═════ SUPPLIED ENTRIES ═════

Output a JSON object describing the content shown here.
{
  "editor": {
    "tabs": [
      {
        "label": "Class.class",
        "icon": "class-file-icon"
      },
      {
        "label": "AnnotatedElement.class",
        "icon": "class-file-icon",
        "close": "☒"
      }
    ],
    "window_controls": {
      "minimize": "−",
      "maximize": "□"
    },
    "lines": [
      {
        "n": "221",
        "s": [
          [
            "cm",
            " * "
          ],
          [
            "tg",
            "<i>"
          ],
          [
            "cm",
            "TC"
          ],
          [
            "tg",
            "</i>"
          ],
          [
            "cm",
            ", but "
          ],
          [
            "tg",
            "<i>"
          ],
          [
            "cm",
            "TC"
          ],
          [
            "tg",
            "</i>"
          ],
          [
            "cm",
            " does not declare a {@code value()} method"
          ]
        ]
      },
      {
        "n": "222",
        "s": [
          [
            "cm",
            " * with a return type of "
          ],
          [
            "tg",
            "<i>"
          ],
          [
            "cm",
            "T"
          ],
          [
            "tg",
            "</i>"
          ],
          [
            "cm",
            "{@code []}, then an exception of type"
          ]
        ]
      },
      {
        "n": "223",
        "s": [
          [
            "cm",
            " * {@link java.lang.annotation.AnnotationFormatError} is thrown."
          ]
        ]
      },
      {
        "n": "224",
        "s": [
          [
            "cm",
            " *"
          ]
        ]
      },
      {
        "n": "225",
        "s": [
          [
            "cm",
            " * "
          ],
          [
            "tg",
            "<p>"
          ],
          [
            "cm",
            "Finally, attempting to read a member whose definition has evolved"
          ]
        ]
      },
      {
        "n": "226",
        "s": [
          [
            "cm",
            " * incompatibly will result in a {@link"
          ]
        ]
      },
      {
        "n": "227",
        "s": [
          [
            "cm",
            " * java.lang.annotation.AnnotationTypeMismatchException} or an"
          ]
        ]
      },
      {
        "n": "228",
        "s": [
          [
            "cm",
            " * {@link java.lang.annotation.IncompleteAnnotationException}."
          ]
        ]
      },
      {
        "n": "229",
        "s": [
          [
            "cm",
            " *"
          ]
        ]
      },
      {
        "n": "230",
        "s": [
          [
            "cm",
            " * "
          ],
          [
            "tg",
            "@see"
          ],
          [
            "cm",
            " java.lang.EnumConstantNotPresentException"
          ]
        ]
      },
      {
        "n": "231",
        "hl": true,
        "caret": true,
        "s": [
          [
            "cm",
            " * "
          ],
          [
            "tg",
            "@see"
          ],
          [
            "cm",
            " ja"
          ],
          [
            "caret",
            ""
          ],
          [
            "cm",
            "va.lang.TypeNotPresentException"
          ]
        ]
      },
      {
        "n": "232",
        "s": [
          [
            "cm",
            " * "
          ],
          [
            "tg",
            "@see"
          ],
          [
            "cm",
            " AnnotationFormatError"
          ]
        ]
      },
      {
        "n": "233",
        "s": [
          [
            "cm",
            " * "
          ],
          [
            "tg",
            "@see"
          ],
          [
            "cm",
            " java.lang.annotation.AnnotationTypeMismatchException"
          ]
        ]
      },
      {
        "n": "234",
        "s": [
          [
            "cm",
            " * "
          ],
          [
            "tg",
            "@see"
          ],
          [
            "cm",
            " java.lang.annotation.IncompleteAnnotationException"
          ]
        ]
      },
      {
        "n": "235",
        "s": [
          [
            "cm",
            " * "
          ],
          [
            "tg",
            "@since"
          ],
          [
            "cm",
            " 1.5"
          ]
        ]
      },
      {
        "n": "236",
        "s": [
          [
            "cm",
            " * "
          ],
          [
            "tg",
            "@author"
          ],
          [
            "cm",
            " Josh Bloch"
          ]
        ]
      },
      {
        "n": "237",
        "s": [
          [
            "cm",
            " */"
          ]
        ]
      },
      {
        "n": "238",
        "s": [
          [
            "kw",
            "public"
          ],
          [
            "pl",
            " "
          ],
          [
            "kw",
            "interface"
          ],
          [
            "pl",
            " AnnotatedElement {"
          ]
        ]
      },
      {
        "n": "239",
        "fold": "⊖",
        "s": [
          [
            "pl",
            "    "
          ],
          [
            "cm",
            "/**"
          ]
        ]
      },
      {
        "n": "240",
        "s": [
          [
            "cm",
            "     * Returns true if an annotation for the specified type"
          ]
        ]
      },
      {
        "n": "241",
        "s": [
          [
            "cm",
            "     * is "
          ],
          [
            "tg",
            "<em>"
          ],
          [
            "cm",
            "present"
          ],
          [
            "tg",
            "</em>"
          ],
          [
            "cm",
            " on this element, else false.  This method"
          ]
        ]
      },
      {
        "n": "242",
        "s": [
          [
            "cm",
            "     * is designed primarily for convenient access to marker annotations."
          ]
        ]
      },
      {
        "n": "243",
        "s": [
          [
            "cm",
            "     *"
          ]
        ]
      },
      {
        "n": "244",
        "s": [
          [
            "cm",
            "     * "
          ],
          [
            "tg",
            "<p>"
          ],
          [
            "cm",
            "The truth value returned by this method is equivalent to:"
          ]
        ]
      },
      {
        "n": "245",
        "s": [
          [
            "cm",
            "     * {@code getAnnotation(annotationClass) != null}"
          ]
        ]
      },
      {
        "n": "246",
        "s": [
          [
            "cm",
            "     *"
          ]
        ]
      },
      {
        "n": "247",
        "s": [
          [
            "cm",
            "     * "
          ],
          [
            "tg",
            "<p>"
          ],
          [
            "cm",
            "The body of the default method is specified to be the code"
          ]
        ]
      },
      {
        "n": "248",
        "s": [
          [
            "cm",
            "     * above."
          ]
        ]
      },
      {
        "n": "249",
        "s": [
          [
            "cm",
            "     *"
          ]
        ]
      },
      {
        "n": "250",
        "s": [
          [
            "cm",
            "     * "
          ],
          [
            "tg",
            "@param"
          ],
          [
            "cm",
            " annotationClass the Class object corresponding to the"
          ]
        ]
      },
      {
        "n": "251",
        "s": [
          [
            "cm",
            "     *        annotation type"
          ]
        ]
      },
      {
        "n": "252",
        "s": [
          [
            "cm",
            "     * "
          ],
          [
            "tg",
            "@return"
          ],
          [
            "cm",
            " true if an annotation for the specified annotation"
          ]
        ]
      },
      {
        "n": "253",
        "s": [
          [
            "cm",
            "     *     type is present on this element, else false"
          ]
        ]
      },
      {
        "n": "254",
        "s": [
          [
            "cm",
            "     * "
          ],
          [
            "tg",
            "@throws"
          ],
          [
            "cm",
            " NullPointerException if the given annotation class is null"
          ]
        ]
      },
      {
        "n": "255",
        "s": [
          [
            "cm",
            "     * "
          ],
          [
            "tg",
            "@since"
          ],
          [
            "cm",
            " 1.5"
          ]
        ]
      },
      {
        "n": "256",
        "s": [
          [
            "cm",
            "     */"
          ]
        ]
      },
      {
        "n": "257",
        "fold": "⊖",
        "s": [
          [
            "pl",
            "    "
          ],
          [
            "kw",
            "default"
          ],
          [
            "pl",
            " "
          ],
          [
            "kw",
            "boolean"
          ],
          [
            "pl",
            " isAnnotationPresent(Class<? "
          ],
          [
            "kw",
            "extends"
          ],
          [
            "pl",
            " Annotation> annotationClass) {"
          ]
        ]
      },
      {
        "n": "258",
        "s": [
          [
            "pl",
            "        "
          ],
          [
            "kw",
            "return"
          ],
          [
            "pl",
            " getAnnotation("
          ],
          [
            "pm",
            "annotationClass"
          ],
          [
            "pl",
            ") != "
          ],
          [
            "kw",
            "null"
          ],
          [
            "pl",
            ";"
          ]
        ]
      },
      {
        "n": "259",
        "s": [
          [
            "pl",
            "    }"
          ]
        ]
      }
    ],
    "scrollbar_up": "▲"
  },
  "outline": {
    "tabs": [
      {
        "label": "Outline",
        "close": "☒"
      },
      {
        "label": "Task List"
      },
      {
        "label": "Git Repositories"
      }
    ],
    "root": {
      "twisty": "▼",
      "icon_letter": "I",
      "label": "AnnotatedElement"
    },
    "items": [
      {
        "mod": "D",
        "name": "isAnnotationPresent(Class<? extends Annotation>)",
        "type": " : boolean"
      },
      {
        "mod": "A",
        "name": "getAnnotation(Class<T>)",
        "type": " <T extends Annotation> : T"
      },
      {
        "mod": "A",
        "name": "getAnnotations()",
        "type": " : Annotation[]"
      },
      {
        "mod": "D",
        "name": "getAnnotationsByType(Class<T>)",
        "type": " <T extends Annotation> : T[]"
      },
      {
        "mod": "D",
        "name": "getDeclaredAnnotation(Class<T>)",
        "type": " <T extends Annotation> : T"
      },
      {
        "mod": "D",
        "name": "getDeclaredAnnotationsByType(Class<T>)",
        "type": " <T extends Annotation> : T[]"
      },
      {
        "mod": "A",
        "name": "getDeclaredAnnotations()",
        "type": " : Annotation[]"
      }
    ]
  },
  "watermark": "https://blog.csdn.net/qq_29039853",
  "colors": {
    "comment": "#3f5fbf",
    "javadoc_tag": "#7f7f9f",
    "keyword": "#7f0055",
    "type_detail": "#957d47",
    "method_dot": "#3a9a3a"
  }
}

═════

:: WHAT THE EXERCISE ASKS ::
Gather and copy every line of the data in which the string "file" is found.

:: ANSWER TO THIS TASK ::
        "icon": "class-file-icon"
        "icon": "class-file-icon",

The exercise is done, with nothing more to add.